──────── Provided records
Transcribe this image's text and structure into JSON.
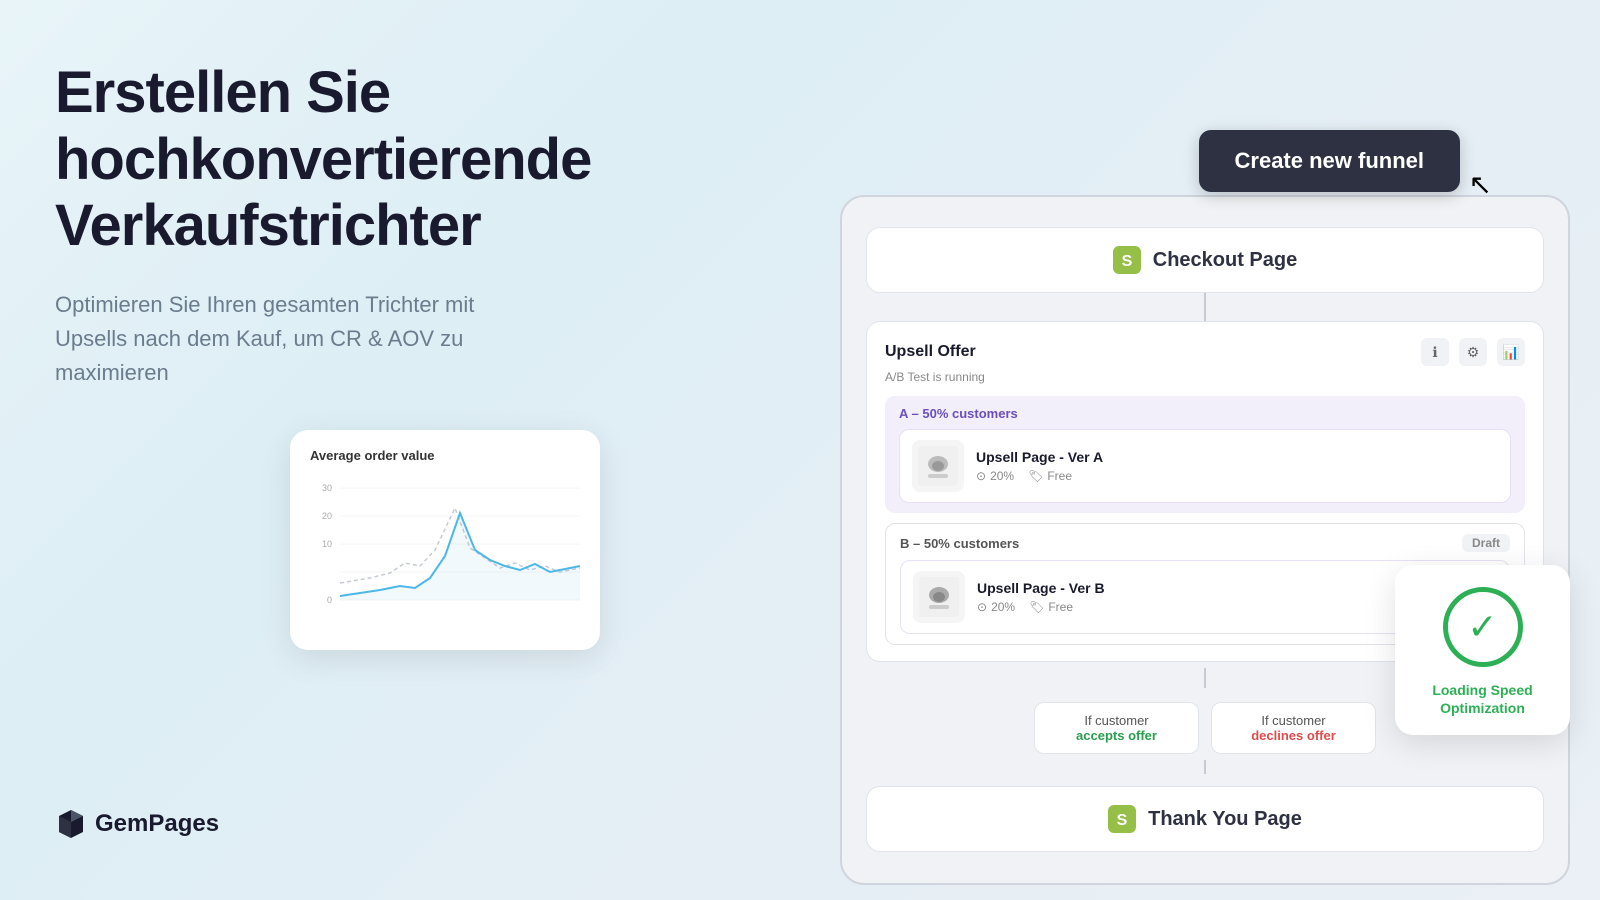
{
  "hero": {
    "title": "Erstellen Sie hochkonvertierende Verkaufstrichter",
    "subtitle": "Optimieren Sie Ihren gesamten Trichter mit Upsells nach dem Kauf, um CR & AOV zu maximieren"
  },
  "logo": {
    "name": "GemPages"
  },
  "cta": {
    "label": "Create new funnel"
  },
  "chart": {
    "title": "Average order value",
    "y_labels": [
      "30",
      "20",
      "10",
      "0"
    ]
  },
  "funnel": {
    "checkout_page": "Checkout Page",
    "upsell_offer_title": "Upsell Offer",
    "upsell_offer_subtitle": "A/B Test is running",
    "ab_a_label": "A – 50% customers",
    "ab_b_label": "B – 50% customers",
    "variant_a_name": "Upsell Page - Ver A",
    "variant_b_name": "Upsell Page - Ver B",
    "variant_a_discount": "20%",
    "variant_a_price": "Free",
    "variant_b_discount": "20%",
    "variant_b_price": "Free",
    "draft_badge": "Draft",
    "branch_accept": "If customer\naccepts offer",
    "branch_accept_label": "If customer",
    "branch_accept_label2": "accepts offer",
    "branch_decline_label": "If customer",
    "branch_decline_label2": "declines offer",
    "thank_you_page": "Thank You Page"
  },
  "speed_card": {
    "text": "Loading Speed\nOptimization",
    "line1": "Loading Speed",
    "line2": "Optimization"
  }
}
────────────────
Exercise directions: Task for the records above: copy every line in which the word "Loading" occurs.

Written response:
    "text": "Loading Speed\nOptimization",
    "line1": "Loading Speed",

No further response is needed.